But…does it work as well/easily as…just reading something that re-uses the vocab from the day’s OWI/story/Card Talk? In my experience, no. Here is what me-as-student found challenging about W&D:

  • I’m not sure writing (eg copying) helped me remember anything. And before you Google “does hand writing help us remember?” articles, and get 1,000 “yes!” answers, note that those studies refer to conscious learning and fact retention.
  • I would much rather have been given something to read, and some basic questions. I found the constant switching between reading, copying and questions (and English) tiring, and I never really got into the groove of enjoying understanding. With just reading (or listening) and dealing with questions, you have fewer energy-draining attention-switchers.
  • Some ppl (eg me) were very slow copy-and-understanders. Others were ultra-quick. So while slow me was copying away, others were either waiting for Sluggish Stolzie, or there was discussion going on which I couldn’t follow and whose English bits were distracting.

There was a BVP show recently where The Diva was asked about note-taking and writing down meanings of words.  He said that his concern was that this would get students to rely on conscious memory as much as on processing input.

So, overall, I’m gonna hafta rethink whether or not– and how– to use W&D. My feeling right now is, reading (with old-school comp. questions, or done volleyball-style, or just…reading!) will work as well as W&D.

7. There was far too much visual clutter.
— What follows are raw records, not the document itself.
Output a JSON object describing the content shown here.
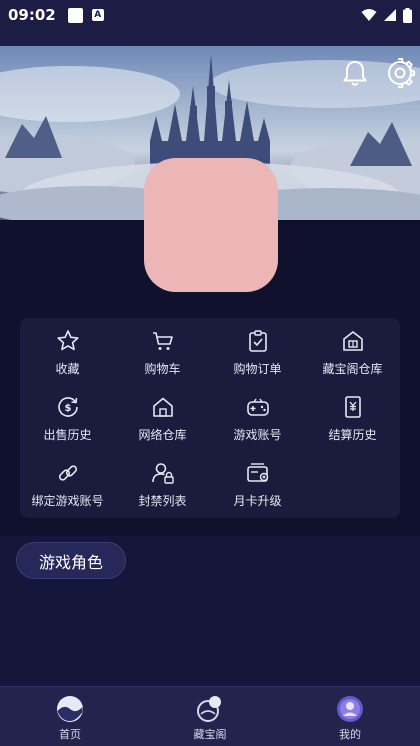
{
  "status": {
    "time": "09:02",
    "badge": "A"
  },
  "header": {
    "bell": "bell-icon",
    "settings": "gear-icon"
  },
  "features": [
    {
      "label": "收藏",
      "icon": "star-icon"
    },
    {
      "label": "购物车",
      "icon": "cart-icon"
    },
    {
      "label": "购物订单",
      "icon": "order-icon"
    },
    {
      "label": "藏宝阁仓库",
      "icon": "warehouse-icon"
    },
    {
      "label": "出售历史",
      "icon": "sale-history-icon"
    },
    {
      "label": "网络仓库",
      "icon": "house-icon"
    },
    {
      "label": "游戏账号",
      "icon": "gamepad-icon"
    },
    {
      "label": "结算历史",
      "icon": "receipt-icon"
    },
    {
      "label": "绑定游戏账号",
      "icon": "link-icon"
    },
    {
      "label": "封禁列表",
      "icon": "user-lock-icon"
    },
    {
      "label": "月卡升级",
      "icon": "card-icon"
    }
  ],
  "roles": {
    "label": "游戏角色"
  },
  "nav": [
    {
      "label": "首页",
      "icon": "home-planet-icon"
    },
    {
      "label": "藏宝阁",
      "icon": "treasure-icon"
    },
    {
      "label": "我的",
      "icon": "profile-icon"
    }
  ],
  "colors": {
    "background": "#15173a",
    "card": "#1a1c3e",
    "avatar": "#ecb6b7",
    "nav": "#23244e"
  }
}
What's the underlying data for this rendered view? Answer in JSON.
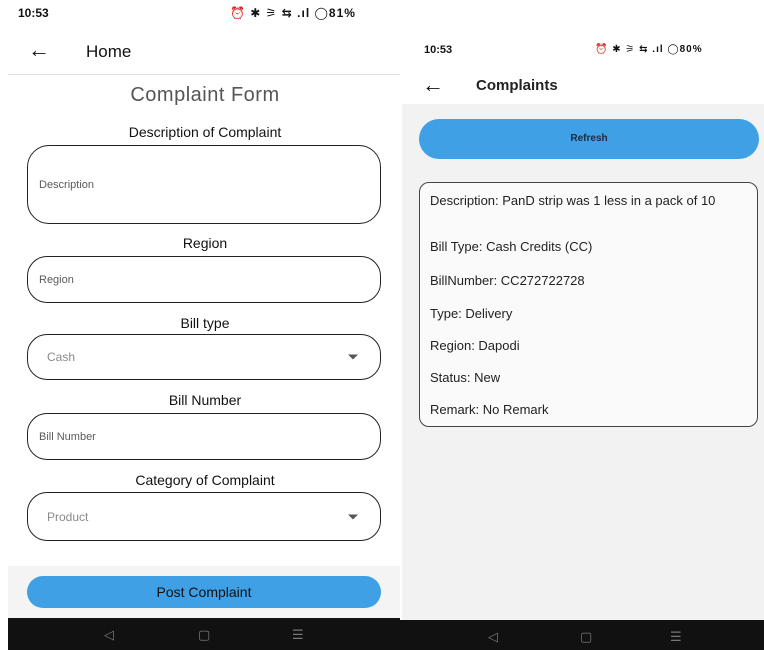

Because the vocab load was so high, and there was relatively little repetition, our teacher wrote things on giant Post-Its. And by the middle of Day Two, it took 5-10 seconds to sort through the word-ocean and find what you didn’t understand. My conviction– less is much more– was reconfirmed for both vocab and wall/board visuals. If you have to see it written to remember it, you havn’t acquired it. 

At the end of the presentation, I talked to an experienced C.I. teacher, and told them that I didn’t feel like I had learned much (compared to what I had picked up in TPRS demos). They said “TPRS is for in-the-moment acquisition. UCI is something that works over time.” Hmmm.  Maybe they were right.  But I can tell you, I have had consistent success with focused, TPRS-style input, and with UCI– at least the way it worked in the demo– I didn’t feel at all successful.

A few weeks after this, I was on YouTube and chanced across my Breag teacher. What struck me was, she was saying words I distinctly remember from class, but I had no idea what they meant. To me, that is not successful teaching.

This made me think, how well would this work for kids? I don’t know, but I do know how I felt. And I resolved to use less vocab and to repeat it more, do much less calendar and card talk, to mostly abandon Write and Discuss, and to focus on stories